[Data to use]:
* * * * * * *

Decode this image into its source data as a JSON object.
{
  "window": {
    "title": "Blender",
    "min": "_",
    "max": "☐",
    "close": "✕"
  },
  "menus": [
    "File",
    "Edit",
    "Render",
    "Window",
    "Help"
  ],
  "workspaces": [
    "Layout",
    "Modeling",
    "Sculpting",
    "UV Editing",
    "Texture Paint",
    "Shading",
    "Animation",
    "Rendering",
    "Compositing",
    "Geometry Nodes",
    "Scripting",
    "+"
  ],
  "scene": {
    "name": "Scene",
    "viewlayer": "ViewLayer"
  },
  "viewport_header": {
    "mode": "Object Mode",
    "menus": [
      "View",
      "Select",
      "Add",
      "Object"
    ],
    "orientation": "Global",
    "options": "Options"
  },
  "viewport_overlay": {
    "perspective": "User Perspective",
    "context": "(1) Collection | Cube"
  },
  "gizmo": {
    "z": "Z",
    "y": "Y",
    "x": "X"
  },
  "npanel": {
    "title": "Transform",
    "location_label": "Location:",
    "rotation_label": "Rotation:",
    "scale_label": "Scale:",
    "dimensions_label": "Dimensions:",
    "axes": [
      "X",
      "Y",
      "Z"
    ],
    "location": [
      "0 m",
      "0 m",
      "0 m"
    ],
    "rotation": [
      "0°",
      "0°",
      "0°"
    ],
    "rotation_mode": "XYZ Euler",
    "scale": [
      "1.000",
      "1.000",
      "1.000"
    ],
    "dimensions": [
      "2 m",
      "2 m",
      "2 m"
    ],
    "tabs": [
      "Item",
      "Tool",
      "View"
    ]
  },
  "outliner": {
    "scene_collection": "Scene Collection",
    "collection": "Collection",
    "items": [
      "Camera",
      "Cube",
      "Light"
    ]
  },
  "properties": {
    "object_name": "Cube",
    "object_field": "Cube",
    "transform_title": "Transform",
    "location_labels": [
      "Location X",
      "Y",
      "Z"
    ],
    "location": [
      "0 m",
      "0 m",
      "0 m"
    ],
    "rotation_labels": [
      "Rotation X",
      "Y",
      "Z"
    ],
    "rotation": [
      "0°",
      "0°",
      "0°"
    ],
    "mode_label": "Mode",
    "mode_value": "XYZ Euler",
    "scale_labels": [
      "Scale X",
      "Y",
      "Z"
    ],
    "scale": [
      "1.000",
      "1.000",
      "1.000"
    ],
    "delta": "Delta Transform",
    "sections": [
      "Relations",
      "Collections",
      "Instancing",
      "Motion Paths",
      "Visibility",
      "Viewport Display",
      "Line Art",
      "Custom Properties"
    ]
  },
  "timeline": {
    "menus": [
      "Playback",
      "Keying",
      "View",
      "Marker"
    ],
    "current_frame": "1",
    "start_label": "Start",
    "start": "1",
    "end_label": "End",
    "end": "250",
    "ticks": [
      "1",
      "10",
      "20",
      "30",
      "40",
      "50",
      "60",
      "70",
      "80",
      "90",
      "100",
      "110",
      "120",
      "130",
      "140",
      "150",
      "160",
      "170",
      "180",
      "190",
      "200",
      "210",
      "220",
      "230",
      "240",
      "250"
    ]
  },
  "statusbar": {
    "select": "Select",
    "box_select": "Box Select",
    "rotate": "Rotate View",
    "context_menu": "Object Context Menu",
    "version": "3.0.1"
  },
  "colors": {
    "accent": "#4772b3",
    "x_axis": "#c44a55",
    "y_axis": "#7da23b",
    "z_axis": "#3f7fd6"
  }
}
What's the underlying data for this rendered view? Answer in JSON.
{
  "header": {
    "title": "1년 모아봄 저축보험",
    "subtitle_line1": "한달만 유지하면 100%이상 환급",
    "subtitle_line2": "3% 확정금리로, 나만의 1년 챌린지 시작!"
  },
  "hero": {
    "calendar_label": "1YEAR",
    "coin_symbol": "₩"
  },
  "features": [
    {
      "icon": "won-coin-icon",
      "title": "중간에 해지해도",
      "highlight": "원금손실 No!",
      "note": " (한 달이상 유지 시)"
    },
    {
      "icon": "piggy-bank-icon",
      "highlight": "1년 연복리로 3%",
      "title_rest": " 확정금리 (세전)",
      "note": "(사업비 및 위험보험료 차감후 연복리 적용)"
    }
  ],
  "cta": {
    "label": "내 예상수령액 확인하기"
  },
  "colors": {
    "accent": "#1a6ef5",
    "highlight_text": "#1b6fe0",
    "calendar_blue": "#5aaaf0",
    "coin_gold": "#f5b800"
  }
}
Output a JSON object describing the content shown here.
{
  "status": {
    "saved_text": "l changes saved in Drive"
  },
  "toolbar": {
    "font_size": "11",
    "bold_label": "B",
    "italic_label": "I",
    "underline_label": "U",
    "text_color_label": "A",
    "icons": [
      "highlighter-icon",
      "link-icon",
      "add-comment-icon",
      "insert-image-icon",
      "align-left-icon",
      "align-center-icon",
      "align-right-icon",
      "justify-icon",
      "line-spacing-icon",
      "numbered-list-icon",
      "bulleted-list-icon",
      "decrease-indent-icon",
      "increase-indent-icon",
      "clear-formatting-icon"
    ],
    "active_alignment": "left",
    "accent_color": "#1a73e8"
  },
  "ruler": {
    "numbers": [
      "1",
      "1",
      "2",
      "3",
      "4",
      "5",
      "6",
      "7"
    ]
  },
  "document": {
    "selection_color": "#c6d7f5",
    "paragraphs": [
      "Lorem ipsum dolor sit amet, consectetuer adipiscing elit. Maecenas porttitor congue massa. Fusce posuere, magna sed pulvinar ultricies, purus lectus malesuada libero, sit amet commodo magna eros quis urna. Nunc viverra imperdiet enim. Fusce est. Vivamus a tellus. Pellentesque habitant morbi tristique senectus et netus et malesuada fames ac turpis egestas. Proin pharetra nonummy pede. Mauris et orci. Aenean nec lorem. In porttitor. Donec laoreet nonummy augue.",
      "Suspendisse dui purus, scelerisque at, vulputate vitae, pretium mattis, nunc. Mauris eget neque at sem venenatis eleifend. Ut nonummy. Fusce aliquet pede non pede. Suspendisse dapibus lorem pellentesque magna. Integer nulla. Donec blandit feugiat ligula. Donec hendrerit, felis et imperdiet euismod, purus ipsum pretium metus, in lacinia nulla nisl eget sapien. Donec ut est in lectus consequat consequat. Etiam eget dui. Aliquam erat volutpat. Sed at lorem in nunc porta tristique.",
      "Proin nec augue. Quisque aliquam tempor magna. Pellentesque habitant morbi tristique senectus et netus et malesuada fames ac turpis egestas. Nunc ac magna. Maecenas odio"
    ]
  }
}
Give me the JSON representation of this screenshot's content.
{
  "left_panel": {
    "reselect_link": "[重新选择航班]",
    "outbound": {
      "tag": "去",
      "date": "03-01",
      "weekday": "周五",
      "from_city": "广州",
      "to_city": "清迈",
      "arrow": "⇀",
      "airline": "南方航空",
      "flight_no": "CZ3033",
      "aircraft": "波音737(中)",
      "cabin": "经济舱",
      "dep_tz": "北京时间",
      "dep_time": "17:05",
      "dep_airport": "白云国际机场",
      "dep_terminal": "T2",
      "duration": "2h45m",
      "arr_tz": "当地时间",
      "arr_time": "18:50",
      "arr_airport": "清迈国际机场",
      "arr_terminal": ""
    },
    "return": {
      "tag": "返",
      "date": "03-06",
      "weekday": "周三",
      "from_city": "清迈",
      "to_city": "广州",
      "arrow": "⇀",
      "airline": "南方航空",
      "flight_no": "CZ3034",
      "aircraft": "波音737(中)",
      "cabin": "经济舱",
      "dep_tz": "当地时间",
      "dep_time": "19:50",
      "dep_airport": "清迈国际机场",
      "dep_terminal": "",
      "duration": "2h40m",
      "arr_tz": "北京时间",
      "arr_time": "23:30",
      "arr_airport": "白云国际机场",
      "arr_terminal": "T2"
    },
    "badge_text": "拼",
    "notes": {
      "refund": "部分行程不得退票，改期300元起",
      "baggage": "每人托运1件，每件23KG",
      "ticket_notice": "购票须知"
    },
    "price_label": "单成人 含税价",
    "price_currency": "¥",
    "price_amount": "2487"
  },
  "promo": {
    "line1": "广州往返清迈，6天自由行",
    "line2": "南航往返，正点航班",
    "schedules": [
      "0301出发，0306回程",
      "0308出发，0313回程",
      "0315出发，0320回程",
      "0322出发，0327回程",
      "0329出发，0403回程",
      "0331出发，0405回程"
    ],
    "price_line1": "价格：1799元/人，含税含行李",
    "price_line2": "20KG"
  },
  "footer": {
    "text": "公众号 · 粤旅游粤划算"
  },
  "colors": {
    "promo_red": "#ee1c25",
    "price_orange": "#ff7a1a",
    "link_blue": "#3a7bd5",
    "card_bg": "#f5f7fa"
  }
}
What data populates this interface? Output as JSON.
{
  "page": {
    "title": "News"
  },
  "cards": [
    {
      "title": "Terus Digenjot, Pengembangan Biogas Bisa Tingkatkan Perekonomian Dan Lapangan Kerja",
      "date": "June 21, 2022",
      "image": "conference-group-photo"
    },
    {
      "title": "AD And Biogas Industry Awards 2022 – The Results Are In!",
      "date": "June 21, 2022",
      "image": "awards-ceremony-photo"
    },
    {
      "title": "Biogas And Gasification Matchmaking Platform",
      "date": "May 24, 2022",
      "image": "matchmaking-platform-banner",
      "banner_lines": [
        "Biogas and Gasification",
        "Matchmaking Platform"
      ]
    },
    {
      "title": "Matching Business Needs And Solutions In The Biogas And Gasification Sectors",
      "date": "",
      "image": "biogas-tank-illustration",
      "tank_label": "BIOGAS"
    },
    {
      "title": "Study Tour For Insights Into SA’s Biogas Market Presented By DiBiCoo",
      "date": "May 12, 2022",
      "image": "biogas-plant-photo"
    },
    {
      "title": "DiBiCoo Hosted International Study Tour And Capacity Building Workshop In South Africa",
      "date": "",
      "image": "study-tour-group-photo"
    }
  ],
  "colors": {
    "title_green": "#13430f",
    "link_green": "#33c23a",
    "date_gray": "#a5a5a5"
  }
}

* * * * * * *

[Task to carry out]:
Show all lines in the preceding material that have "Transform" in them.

[Answer box]:
    "title": "Transform",
    "transform_title": "Transform",
    "delta": "Delta Transform",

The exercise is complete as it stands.